  • Meeting on Italian Policy

This memo is for your private contemplation. I don’t think it would serve any useful purpose to send it down the line.

The policy laid down in Airgram A–98,1 sent to Rome under the signature of Secretary Rusk, is as follows: [Page 823]

Unless PSI as organization is willing and able to disavow or decisively to modify Lombardi line we would be forced to consider formation of government subject to PSI influence (that is, depending on PSI support even if it did not participate directly) as potentially very serious for West.

This is a demand for a formal public recantation by the PSI as condition precedent to US acceptance of an Italian government dependent on PSI support.

From the statement that, without such recantation, such a government must be regarded as “potentially very serious for West,” there presumably follows:

a) we should actively oppose the formation of such a government

[1 paragraph (2 lines of source text) not declassified].

All this raises at least two questions:

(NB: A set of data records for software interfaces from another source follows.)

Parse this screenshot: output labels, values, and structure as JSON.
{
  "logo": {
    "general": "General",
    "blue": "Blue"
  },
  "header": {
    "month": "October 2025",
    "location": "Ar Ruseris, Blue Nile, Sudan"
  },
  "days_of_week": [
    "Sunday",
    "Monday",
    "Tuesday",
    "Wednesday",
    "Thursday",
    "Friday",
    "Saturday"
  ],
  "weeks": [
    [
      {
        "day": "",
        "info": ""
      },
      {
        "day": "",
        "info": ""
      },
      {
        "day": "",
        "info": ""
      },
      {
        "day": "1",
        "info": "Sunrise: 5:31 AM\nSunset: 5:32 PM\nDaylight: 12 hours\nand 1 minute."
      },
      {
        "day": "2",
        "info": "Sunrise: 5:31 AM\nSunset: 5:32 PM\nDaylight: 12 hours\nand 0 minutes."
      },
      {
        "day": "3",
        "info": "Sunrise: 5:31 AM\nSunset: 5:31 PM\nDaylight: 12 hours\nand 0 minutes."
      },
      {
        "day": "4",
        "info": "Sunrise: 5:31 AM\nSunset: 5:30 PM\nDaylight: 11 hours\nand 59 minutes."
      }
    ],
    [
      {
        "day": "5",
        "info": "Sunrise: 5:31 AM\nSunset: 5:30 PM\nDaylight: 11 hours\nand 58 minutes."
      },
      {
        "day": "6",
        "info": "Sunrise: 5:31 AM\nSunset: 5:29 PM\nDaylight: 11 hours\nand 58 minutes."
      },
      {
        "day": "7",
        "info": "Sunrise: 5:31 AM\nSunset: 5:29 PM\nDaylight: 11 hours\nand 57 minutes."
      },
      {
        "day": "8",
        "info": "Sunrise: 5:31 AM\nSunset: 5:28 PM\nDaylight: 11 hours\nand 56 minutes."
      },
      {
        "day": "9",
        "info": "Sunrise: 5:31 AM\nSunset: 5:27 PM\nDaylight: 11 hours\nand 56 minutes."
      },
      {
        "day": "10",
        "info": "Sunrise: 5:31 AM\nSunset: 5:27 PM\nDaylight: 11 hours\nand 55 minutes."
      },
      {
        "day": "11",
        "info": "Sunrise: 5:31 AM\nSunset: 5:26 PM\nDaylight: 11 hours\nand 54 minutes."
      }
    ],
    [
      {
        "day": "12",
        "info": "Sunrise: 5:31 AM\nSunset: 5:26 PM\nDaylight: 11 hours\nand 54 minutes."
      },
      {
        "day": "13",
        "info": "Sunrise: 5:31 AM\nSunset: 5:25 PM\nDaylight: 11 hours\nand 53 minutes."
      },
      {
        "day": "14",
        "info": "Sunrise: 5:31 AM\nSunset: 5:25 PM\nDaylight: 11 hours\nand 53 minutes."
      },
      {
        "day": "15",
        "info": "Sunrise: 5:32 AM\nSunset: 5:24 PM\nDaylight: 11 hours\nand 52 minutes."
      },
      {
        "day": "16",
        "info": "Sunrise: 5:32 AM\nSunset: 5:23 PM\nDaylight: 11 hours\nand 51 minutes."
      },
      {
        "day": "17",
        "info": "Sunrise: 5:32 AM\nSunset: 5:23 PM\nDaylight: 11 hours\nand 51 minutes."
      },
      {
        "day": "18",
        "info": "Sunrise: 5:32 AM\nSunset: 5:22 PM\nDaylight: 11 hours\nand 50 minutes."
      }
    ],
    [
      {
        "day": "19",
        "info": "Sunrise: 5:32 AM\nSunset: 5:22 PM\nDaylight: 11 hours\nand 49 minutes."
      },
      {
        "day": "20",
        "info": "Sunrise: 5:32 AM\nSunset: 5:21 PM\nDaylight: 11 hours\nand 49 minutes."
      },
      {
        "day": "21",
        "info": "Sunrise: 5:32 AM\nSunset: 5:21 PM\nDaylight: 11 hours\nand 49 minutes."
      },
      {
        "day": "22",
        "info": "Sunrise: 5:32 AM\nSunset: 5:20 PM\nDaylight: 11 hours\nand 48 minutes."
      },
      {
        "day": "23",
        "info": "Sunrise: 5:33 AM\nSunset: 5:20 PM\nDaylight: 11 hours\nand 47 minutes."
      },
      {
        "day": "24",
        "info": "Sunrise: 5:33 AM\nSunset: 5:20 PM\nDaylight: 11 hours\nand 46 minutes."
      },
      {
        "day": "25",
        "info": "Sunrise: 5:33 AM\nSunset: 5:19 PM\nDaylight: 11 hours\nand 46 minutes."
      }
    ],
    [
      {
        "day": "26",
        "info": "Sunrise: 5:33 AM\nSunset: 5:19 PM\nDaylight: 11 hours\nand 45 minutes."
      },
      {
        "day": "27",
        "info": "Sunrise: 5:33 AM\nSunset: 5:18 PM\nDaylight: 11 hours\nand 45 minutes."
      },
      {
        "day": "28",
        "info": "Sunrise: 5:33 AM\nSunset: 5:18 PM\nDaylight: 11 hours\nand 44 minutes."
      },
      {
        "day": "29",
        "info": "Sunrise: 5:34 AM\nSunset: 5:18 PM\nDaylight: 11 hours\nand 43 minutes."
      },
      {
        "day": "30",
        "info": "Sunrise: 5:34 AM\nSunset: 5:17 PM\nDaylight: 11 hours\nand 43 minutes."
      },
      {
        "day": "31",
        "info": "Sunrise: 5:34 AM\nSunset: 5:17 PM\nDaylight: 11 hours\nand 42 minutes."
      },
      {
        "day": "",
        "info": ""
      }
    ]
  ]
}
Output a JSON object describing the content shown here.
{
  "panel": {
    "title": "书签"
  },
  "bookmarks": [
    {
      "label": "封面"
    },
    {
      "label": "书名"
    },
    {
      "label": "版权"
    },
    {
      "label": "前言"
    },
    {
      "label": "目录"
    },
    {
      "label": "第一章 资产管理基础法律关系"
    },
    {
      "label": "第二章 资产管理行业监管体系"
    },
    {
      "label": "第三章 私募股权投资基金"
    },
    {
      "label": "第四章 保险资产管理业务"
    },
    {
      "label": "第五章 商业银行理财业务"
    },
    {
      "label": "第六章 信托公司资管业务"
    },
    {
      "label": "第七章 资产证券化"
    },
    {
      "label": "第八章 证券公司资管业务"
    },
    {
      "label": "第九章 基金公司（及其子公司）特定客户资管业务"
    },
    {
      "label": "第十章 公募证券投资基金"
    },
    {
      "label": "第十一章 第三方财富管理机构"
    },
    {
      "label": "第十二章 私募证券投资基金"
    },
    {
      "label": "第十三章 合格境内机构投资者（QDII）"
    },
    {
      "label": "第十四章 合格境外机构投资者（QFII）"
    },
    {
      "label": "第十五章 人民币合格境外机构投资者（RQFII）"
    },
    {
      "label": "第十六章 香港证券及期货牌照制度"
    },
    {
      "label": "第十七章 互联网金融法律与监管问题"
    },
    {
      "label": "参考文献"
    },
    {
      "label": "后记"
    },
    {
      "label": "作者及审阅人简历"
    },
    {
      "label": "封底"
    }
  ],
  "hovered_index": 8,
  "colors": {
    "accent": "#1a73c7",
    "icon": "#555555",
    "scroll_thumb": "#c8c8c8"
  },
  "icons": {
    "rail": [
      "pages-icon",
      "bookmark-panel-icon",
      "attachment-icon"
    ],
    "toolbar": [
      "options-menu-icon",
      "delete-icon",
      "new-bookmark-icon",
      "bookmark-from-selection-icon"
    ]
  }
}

Is the policy laid down in Airgram A–98 a sensible and realistic policy? is the prior public recantation “as organization” demanded by Airgram A–98 a condition that can be reasonably met? or will it have the effect of locking us back into the Luce-Dulles policy of rigid opposition to the “opening to the left”?
Should so important a policy decision be taken without consultation in the highest levels of the State Department—especially when it runs contrary to the evident line of thought in Amembassy Rome (see Airgram A–324)2 and when its spirit would seem to conflict with the spirit of President Kennedy’s assurance to Prime Minister Fanfani that we had no objections to his exploring the possibilities of a center-left coalition?3

Arthur Schlesinger, Jr.4
  1. Source: Kennedy Library, National Security Files, Italy. Secret.
  2. See footnote 1, Document 291.
  3. See footnote 2, Document 291.
  4. Reports of a Kennedy statement of support for the formation of a center-left government led the Embassy to request clarification from the Department. In a December 28 letter to Horsey, Tyler noted that “to the best of our knowledge the President made no comment of his own but merely asked unslanted questions and listened to the answers.” (Department of State, Italian Desk Files: Lot 68 D 436, Italy—Nenni’s Proposed Visit—1962)
  5. Printed from a copy that bears this typed signature.